Researchers crunched the numbers and found a strong correlation between drinking sugary drinks and later onsets of depression. Specifically, subjects who drank four or more cups of soft drinks of any kind were 30 percent more likely to develop depression later in life than those who didn’t. Those who drank similar amounts of fruit punches were 38 percent more likely.

Broken down further, diet drinks were worst of all. Diet soda drinkers were 31 percent more likely to report depression than non-soda drinkers, compared to 22 percent for regular soda drinkers. Among fruit punch drinkers, the difference was even more striking: Diet drinkers versus non-diet drinkers were respectively 51 percent and 8 percent more likely to develop depression than non-fruit punch drinkers.

In contrast, coffee drinkers were nearly 10 percent less likely to report a later onset of depression than subjects who didn’t drink coffee. Iced tea consumption was likewise examined and the results were similar, suggesting a link between caffeine and decreased depression. Diet iced tea drinkers were 25 percent more likely to report depression than non-iced tea drinkers. But, like coffee drinkers, consumers of regular iced tea were 6 percent less likely to report depression than non-iced tea drinkers.


Assuming that many of the soft drinks consumed by subjects also contained caffeine, the correlations suggest that depression associated with sugary drinks—both real sugar and synthetic, like aspartame—is stronger than whatever positive mood benefits may result from regular caffeine consumption.

Of course, this assumes there’s any causality at all—something researchers have yet to determine. It’s conceivable that heavy coffee drinkers are simply less likely to be depressed than people who crave sugary drinks—which, like a late night pint of Haagen Dazs during a nasty break-up, may provide the brain with what amounts to a therapeutic shot of glucose (along with an ensuing crash and oh, so much regret).

With regard to diet drinks specifically, it’s also possible that people who feel compelled to drink diet drinks have lower self-esteem and are more likely to report depression.

Beautiful, stoked, and not a robot: a potentially misleading Diet Dr. Pepper commerical from 1986.

Results of the study were controlled for factors like age, sex, education, and—perhaps most importantly—weight and exercise. But outside the constructs of the study, the data may offer another strike against the diet drink industry. In the real world, many diet drinkers are also overweight. A University of Texas study from 2005, for example, found that diet soda drinkers tend to have bigger waistlines than non-diet drinkers. Authors of that study were careful to note that diet soda drinkers may be more likely to start out overweight, drinking diet as a (apparently futile) weight loss measure. But they also note that every time someone drinks a diet soft drink, it’s at the expense of a healthier drink—like water or fresh juice.

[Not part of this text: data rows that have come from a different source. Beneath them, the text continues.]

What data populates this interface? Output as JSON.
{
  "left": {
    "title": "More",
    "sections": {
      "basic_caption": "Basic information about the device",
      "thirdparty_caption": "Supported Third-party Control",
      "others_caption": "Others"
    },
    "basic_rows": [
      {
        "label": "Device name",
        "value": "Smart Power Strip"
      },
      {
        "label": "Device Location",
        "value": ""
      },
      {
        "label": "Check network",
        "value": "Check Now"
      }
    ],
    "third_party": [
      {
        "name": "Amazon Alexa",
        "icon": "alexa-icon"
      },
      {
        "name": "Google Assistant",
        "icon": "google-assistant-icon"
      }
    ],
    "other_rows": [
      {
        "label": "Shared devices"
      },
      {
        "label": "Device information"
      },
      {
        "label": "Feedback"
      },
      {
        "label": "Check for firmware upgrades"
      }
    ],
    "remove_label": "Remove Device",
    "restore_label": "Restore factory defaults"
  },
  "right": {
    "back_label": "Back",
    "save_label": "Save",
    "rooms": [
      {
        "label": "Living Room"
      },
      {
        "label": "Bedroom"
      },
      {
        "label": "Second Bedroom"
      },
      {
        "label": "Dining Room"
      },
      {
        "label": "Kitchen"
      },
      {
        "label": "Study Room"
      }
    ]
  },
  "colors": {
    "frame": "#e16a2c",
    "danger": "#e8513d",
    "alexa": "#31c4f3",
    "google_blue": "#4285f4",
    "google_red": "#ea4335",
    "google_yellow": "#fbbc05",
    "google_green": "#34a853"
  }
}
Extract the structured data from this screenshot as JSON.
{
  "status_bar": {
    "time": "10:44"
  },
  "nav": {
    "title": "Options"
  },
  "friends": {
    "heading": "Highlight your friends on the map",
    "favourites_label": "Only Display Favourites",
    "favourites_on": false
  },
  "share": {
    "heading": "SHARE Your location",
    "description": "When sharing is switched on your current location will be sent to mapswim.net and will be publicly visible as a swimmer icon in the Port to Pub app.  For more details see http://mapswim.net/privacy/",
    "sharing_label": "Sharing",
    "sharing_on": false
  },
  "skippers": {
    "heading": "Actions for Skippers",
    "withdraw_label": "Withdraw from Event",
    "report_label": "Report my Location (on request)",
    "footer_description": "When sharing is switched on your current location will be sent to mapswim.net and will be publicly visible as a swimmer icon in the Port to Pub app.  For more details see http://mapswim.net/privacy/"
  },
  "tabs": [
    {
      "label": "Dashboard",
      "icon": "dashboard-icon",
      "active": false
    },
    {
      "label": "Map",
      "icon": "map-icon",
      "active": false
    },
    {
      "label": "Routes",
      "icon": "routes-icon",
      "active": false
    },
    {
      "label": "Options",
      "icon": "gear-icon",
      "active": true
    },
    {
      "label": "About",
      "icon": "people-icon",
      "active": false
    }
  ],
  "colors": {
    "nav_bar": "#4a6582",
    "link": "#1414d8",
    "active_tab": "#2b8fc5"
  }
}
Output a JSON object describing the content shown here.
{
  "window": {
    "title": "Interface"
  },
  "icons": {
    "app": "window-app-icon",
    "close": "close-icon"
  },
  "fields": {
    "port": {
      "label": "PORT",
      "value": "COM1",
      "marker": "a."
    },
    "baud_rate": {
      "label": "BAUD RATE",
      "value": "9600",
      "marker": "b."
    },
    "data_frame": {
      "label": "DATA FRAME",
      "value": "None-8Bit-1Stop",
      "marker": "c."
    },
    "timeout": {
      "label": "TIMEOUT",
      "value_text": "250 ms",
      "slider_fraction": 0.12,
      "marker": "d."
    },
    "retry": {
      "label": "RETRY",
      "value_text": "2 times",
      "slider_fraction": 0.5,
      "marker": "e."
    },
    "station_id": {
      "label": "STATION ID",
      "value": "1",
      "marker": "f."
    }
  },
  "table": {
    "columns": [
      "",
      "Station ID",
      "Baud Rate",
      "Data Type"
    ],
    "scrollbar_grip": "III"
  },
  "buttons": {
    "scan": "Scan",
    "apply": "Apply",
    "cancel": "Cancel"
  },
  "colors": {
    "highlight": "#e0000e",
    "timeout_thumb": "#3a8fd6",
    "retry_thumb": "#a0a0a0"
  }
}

Other studies suggest that artificial sweeteners may actually cause obesity directly, if unexpectedly. One theory says they (like real sugars) affect the bacteria in our guts, which may interfere with proper metabolism and our ability to feel full. Other studies suggest that, unlike real sugars, artificial sweeteners may make us feel hungrier and may fail to activate the brain’s natural reward system—the same one activated by sex and drugs.

The real-world implication is clear. Meta-analyses of studies examining weight and depression (like this one, cited by the NIH) confirm what we already intuitively know: Being overweight or obese has a strong, reciprocal relationship with depression. In that context, sugary drinks—and diet drinks, specifically—could be a double-whammy. They might make you depressed and fat, which, in turn, makes you more depressed.

At the very least, all of these explanations suggest that there is some kind of vicious cycle driven by obesity, artificial sweeteners and depression. One hopes the exact relationship will continue to be teased out by researchers in coming years.

Lead image via Delando's Diet Blog